> Available data
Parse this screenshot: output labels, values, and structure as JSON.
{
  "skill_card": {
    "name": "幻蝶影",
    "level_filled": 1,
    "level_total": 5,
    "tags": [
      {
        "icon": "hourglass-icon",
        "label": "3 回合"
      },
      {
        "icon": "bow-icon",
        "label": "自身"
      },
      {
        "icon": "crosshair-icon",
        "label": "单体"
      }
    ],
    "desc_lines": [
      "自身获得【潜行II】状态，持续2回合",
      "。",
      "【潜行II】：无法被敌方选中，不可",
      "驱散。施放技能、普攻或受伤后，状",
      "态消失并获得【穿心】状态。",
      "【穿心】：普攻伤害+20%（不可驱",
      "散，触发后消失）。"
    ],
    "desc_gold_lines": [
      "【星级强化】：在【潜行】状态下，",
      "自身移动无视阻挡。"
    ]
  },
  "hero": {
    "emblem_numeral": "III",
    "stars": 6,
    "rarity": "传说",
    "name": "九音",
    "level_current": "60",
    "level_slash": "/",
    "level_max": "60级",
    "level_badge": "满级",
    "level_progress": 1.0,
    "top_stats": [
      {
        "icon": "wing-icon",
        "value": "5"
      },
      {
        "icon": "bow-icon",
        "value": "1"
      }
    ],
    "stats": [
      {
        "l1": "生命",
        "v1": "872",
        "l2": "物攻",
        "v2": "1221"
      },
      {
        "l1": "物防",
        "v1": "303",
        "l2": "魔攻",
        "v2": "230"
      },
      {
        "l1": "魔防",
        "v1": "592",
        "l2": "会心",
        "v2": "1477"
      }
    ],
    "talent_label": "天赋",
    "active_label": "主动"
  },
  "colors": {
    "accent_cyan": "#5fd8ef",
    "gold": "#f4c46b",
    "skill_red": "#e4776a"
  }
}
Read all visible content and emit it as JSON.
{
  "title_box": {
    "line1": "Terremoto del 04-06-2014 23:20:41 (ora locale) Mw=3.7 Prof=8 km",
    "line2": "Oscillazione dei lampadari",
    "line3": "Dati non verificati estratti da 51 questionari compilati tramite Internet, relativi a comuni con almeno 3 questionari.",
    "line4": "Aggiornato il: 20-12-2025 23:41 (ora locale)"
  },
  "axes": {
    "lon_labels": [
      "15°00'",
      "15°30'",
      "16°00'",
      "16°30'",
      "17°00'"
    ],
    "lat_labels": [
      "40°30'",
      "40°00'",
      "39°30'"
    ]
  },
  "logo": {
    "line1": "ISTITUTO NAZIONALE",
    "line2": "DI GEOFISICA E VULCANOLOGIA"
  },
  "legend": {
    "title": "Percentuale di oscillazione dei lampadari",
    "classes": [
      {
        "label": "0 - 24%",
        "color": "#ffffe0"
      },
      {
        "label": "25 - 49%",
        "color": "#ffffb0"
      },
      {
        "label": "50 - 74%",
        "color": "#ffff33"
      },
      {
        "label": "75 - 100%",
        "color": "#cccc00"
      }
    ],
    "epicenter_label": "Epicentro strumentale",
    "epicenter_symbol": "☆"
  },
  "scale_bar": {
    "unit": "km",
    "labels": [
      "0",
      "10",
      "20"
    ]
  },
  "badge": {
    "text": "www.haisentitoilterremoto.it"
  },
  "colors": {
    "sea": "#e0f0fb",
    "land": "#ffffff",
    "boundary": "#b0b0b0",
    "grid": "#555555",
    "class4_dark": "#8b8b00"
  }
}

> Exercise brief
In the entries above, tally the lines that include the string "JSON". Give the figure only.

> Task answer
2